> **Your instructions**
Select all lines in the records that include "profesional".

> **Materials provided**
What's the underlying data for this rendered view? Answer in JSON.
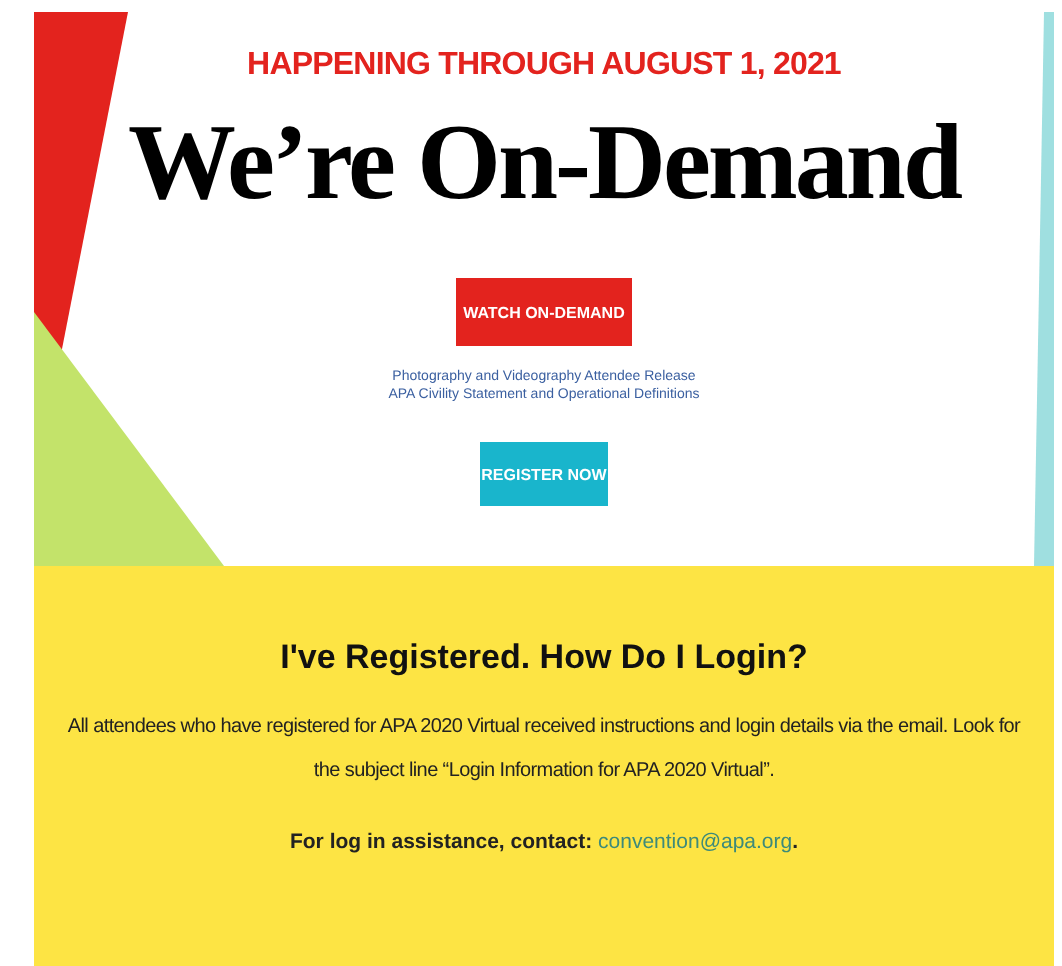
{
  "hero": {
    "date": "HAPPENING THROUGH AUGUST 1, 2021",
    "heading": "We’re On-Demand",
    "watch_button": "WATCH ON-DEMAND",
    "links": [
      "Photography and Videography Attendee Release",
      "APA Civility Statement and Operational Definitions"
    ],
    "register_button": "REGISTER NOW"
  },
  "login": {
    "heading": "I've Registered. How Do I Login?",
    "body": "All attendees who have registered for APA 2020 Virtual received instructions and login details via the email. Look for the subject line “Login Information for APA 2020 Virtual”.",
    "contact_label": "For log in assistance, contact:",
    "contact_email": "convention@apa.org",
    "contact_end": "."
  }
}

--

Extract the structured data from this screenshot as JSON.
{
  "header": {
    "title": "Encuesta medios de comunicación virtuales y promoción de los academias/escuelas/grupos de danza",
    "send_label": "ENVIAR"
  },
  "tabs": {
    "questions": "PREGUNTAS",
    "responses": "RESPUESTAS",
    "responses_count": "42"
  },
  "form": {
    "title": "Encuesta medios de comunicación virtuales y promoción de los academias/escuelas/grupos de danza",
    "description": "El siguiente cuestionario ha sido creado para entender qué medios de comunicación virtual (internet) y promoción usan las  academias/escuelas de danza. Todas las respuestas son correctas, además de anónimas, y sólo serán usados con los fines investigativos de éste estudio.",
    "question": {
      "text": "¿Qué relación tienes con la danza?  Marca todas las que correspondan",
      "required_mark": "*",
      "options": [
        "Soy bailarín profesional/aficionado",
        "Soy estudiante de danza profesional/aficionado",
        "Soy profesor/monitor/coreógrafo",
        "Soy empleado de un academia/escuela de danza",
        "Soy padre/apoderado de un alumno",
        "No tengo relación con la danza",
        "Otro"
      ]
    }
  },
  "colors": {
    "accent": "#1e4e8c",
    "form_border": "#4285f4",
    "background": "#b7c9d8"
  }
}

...

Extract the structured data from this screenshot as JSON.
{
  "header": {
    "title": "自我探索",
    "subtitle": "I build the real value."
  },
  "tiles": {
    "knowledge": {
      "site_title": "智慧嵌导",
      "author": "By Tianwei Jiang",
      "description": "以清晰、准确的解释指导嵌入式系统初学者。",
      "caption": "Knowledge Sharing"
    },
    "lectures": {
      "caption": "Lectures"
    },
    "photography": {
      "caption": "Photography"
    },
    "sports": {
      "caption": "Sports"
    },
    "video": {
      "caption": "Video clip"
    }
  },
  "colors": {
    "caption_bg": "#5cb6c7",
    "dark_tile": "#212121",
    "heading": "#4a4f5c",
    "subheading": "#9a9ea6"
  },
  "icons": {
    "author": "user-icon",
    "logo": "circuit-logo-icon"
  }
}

> **Expected output**
        "Soy bailarín profesional/aficionado",
        "Soy estudiante de danza profesional/aficionado",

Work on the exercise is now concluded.